··· Information supplied

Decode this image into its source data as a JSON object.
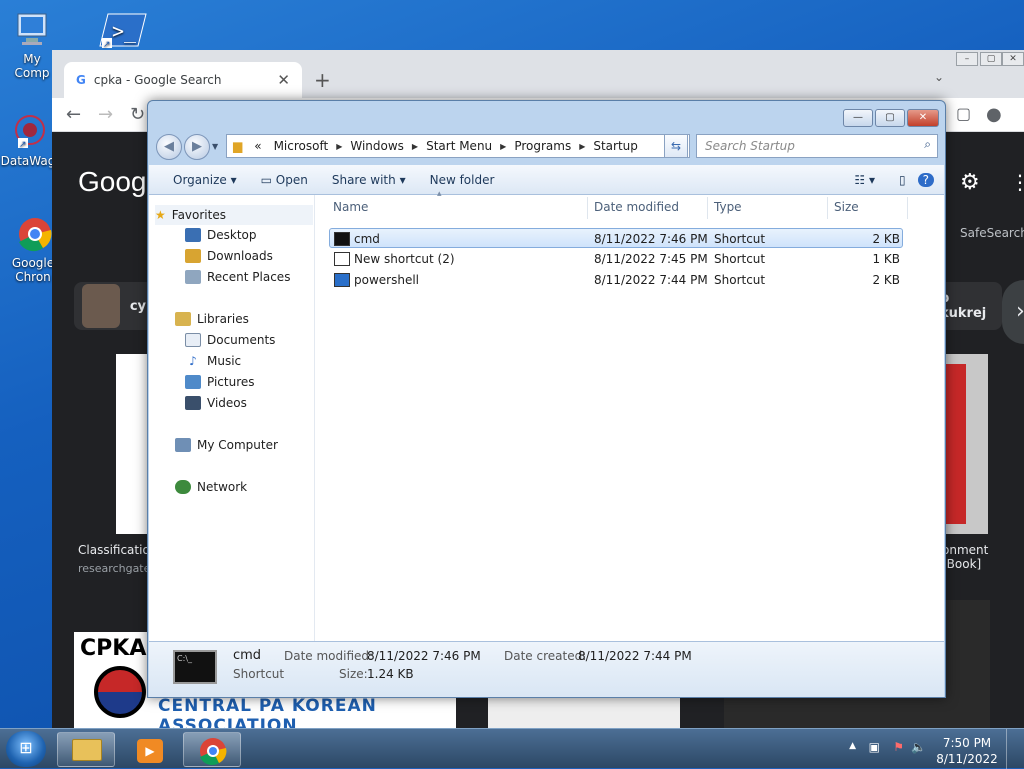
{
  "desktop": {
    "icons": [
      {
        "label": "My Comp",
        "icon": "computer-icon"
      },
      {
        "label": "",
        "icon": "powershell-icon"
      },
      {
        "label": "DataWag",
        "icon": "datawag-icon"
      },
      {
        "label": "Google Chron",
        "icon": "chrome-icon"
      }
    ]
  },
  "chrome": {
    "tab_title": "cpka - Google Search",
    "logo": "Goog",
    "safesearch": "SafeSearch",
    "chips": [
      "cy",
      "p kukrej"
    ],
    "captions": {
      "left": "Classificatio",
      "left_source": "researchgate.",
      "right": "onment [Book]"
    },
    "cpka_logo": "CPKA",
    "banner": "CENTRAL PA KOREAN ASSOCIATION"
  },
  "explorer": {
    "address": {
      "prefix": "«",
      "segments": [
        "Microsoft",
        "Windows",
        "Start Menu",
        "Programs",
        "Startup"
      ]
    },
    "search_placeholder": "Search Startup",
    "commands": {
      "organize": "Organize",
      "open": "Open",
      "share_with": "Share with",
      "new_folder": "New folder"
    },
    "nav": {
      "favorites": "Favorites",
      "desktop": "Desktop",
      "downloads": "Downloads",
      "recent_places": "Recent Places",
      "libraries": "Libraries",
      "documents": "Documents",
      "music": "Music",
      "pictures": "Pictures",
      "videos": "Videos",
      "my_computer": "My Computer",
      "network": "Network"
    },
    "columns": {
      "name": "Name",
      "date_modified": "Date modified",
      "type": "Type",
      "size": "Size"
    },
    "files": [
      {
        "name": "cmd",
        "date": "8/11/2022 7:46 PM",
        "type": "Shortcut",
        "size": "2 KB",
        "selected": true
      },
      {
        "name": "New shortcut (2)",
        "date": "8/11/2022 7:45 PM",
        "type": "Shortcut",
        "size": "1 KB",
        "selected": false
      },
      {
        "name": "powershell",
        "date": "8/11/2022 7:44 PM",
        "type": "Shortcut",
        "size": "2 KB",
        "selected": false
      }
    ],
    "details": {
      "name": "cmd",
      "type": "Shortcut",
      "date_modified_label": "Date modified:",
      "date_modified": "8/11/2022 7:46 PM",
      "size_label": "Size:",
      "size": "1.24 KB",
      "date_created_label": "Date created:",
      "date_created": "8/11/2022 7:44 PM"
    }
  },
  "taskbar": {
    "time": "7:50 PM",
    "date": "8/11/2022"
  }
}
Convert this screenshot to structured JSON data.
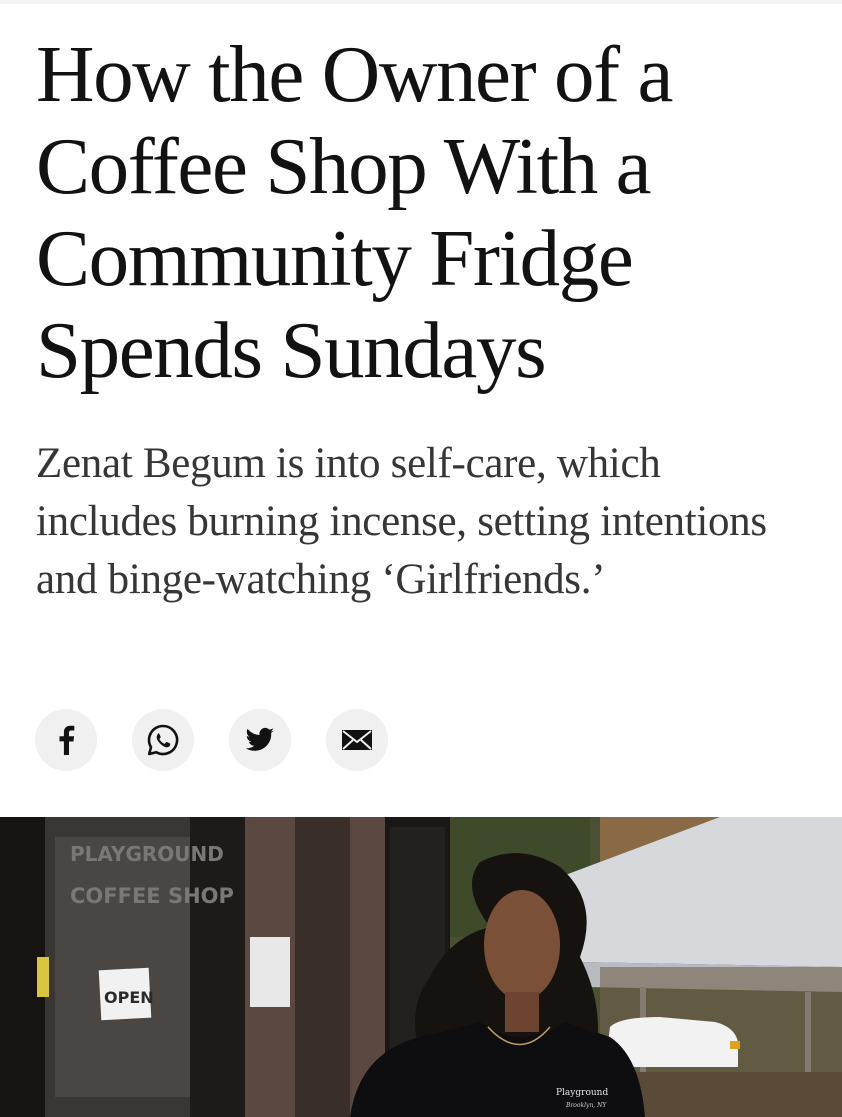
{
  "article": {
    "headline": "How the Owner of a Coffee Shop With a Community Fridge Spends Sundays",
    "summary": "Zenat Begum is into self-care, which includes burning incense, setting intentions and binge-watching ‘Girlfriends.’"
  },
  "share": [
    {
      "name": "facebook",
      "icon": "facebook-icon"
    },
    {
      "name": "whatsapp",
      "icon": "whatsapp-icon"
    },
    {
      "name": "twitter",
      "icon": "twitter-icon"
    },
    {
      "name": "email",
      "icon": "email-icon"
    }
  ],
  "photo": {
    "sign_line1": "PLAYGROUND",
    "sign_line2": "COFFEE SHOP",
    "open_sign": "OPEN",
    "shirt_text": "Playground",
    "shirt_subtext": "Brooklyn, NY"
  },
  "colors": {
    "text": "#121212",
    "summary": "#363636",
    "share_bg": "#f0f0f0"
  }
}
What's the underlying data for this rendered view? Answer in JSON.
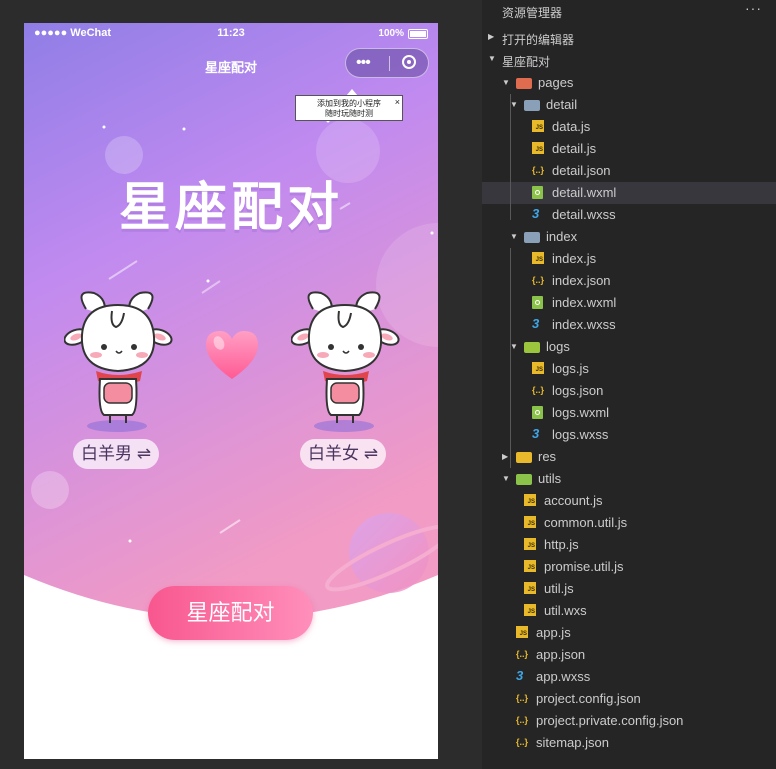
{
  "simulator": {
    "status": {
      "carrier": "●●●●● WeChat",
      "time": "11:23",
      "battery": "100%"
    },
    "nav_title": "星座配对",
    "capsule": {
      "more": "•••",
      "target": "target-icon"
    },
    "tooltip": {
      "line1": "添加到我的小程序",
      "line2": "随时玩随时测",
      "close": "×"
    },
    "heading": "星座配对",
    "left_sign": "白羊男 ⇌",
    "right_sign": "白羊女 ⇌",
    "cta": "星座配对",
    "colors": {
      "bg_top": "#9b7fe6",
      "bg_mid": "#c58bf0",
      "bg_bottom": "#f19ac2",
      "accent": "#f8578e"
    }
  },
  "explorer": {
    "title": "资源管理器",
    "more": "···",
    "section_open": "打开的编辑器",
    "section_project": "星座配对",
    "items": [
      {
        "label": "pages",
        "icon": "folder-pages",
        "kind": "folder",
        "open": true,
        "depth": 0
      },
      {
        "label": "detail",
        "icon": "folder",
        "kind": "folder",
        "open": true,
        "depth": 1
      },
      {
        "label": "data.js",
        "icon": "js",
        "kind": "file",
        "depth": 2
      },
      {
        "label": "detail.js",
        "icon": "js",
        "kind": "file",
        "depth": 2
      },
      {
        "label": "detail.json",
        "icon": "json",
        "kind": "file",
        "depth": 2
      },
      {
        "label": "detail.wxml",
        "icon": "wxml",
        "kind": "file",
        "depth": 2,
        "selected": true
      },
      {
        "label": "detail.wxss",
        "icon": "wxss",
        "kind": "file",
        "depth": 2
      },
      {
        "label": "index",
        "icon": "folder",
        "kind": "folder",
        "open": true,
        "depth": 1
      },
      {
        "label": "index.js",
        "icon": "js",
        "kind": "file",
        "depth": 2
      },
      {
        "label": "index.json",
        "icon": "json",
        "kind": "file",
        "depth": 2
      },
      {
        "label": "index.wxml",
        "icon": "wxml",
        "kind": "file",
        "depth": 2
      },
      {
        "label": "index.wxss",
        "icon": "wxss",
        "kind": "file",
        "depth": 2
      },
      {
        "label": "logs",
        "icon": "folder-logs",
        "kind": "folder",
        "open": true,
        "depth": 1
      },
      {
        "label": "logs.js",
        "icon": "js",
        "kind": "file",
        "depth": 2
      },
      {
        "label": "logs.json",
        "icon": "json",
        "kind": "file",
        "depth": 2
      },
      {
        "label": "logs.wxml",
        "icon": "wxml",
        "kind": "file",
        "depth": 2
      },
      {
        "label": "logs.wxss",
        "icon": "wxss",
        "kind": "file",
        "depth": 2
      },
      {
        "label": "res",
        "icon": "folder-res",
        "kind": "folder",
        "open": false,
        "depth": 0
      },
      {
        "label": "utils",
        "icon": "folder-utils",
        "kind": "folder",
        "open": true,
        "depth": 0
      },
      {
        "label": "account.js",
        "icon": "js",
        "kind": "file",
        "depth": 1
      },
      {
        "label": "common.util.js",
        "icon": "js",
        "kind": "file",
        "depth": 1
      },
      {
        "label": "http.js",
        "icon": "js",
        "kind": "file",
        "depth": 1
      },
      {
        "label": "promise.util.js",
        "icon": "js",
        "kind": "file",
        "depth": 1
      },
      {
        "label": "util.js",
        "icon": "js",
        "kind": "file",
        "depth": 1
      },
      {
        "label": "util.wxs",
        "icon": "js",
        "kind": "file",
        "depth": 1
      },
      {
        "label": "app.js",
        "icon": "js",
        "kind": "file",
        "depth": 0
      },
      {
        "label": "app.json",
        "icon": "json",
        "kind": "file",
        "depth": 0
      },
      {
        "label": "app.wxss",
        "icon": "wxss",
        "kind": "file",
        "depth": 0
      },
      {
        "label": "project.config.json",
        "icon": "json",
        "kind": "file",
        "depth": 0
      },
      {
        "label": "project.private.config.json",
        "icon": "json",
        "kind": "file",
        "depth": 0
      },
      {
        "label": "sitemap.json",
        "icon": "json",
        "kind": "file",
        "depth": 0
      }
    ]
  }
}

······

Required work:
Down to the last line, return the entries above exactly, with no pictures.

Response to this task:
Decode this image into its source data as a JSON object.
{
  "desktop": {
    "icons": [
      {
        "label": "My Comp",
        "icon": "computer-icon"
      },
      {
        "label": "",
        "icon": "powershell-icon"
      },
      {
        "label": "DataWag",
        "icon": "datawag-icon"
      },
      {
        "label": "Google Chron",
        "icon": "chrome-icon"
      }
    ]
  },
  "chrome": {
    "tab_title": "cpka - Google Search",
    "logo": "Goog",
    "safesearch": "SafeSearch",
    "chips": [
      "cy",
      "p kukrej"
    ],
    "captions": {
      "left": "Classificatio",
      "left_source": "researchgate.",
      "right": "onment [Book]"
    },
    "cpka_logo": "CPKA",
    "banner": "CENTRAL PA KOREAN ASSOCIATION"
  },
  "explorer": {
    "address": {
      "prefix": "«",
      "segments": [
        "Microsoft",
        "Windows",
        "Start Menu",
        "Programs",
        "Startup"
      ]
    },
    "search_placeholder": "Search Startup",
    "commands": {
      "organize": "Organize",
      "open": "Open",
      "share_with": "Share with",
      "new_folder": "New folder"
    },
    "nav": {
      "favorites": "Favorites",
      "desktop": "Desktop",
      "downloads": "Downloads",
      "recent_places": "Recent Places",
      "libraries": "Libraries",
      "documents": "Documents",
      "music": "Music",
      "pictures": "Pictures",
      "videos": "Videos",
      "my_computer": "My Computer",
      "network": "Network"
    },
    "columns": {
      "name": "Name",
      "date_modified": "Date modified",
      "type": "Type",
      "size": "Size"
    },
    "files": [
      {
        "name": "cmd",
        "date": "8/11/2022 7:46 PM",
        "type": "Shortcut",
        "size": "2 KB",
        "selected": true
      },
      {
        "name": "New shortcut (2)",
        "date": "8/11/2022 7:45 PM",
        "type": "Shortcut",
        "size": "1 KB",
        "selected": false
      },
      {
        "name": "powershell",
        "date": "8/11/2022 7:44 PM",
        "type": "Shortcut",
        "size": "2 KB",
        "selected": false
      }
    ],
    "details": {
      "name": "cmd",
      "type": "Shortcut",
      "date_modified_label": "Date modified:",
      "date_modified": "8/11/2022 7:46 PM",
      "size_label": "Size:",
      "size": "1.24 KB",
      "date_created_label": "Date created:",
      "date_created": "8/11/2022 7:44 PM"
    }
  },
  "taskbar": {
    "time": "7:50 PM",
    "date": "8/11/2022"
  }
}
Convert this screenshot to structured JSON data.
{
  "article": {
    "headline": "How the Owner of a Coffee Shop With a Community Fridge Spends Sundays",
    "summary": "Zenat Begum is into self-care, which includes burning incense, setting intentions and binge-watching ‘Girlfriends.’"
  },
  "share": [
    {
      "name": "facebook",
      "icon": "facebook-icon"
    },
    {
      "name": "whatsapp",
      "icon": "whatsapp-icon"
    },
    {
      "name": "twitter",
      "icon": "twitter-icon"
    },
    {
      "name": "email",
      "icon": "email-icon"
    }
  ],
  "photo": {
    "sign_line1": "PLAYGROUND",
    "sign_line2": "COFFEE SHOP",
    "open_sign": "OPEN",
    "shirt_text": "Playground",
    "shirt_subtext": "Brooklyn, NY"
  },
  "colors": {
    "text": "#121212",
    "summary": "#363636",
    "share_bg": "#f0f0f0"
  }
}
What's the underlying data for this rendered view? Answer in JSON.
{
  "simulator": {
    "status": {
      "carrier": "●●●●● WeChat",
      "time": "11:23",
      "battery": "100%"
    },
    "nav_title": "星座配对",
    "capsule": {
      "more": "•••",
      "target": "target-icon"
    },
    "tooltip": {
      "line1": "添加到我的小程序",
      "line2": "随时玩随时测",
      "close": "×"
    },
    "heading": "星座配对",
    "left_sign": "白羊男 ⇌",
    "right_sign": "白羊女 ⇌",
    "cta": "星座配对",
    "colors": {
      "bg_top": "#9b7fe6",
      "bg_mid": "#c58bf0",
      "bg_bottom": "#f19ac2",
      "accent": "#f8578e"
    }
  },
  "explorer": {
    "title": "资源管理器",
    "more": "···",
    "section_open": "打开的编辑器",
    "section_project": "星座配对",
    "items": [
      {
        "label": "pages",
        "icon": "folder-pages",
        "kind": "folder",
        "open": true,
        "depth": 0
      },
      {
        "label": "detail",
        "icon": "folder",
        "kind": "folder",
        "open": true,
        "depth": 1
      },
      {
        "label": "data.js",
        "icon": "js",
        "kind": "file",
        "depth": 2
      },
      {
        "label": "detail.js",
        "icon": "js",
        "kind": "file",
        "depth": 2
      },
      {
        "label": "detail.json",
        "icon": "json",
        "kind": "file",
        "depth": 2
      },
      {
        "label": "detail.wxml",
        "icon": "wxml",
        "kind": "file",
        "depth": 2,
        "selected": true
      },
      {
        "label": "detail.wxss",
        "icon": "wxss",
        "kind": "file",
        "depth": 2
      },
      {
        "label": "index",
        "icon": "folder",
        "kind": "folder",
        "open": true,
        "depth": 1
      },
      {
        "label": "index.js",
        "icon": "js",
        "kind": "file",
        "depth": 2
      },
      {
        "label": "index.json",
        "icon": "json",
        "kind": "file",
        "depth": 2
      },
      {
        "label": "index.wxml",
        "icon": "wxml",
        "kind": "file",
        "depth": 2
      },
      {
        "label": "index.wxss",
        "icon": "wxss",
        "kind": "file",
        "depth": 2
      },
      {
        "label": "logs",
        "icon": "folder-logs",
        "kind": "folder",
        "open": true,
        "depth": 1
      },
      {
        "label": "logs.js",
        "icon": "js",
        "kind": "file",
        "depth": 2
      },
      {
        "label": "logs.json",
        "icon": "json",
        "kind": "file",
        "depth": 2
      },
      {
        "label": "logs.wxml",
        "icon": "wxml",
        "kind": "file",
        "depth": 2
      },
      {
        "label": "logs.wxss",
        "icon": "wxss",
        "kind": "file",
        "depth": 2
      },
      {
        "label": "res",
        "icon": "folder-res",
        "kind": "folder",
        "open": false,
        "depth": 0
      },
      {
        "label": "utils",
        "icon": "folder-utils",
        "kind": "folder",
        "open": true,
        "depth": 0
      },
      {
        "label": "account.js",
        "icon": "js",
        "kind": "file",
        "depth": 1
      },
      {
        "label": "common.util.js",
        "icon": "js",
        "kind": "file",
        "depth": 1
      },
      {
        "label": "http.js",
        "icon": "js",
        "kind": "file",
        "depth": 1
      },
      {
        "label": "promise.util.js",
        "icon": "js",
        "kind": "file",
        "depth": 1
      },
      {
        "label": "util.js",
        "icon": "js",
        "kind": "file",
        "depth": 1
      },
      {
        "label": "util.wxs",
        "icon": "js",
        "kind": "file",
        "depth": 1
      },
      {
        "label": "app.js",
        "icon": "js",
        "kind": "file",
        "depth": 0
      },
      {
        "label": "app.json",
        "icon": "json",
        "kind": "file",
        "depth": 0
      },
      {
        "label": "app.wxss",
        "icon": "wxss",
        "kind": "file",
        "depth": 0
      },
      {
        "label": "project.config.json",
        "icon": "json",
        "kind": "file",
        "depth": 0
      },
      {
        "label": "project.private.config.json",
        "icon": "json",
        "kind": "file",
        "depth": 0
      },
      {
        "label": "sitemap.json",
        "icon": "json",
        "kind": "file",
        "depth": 0
      }
    ]
  }
}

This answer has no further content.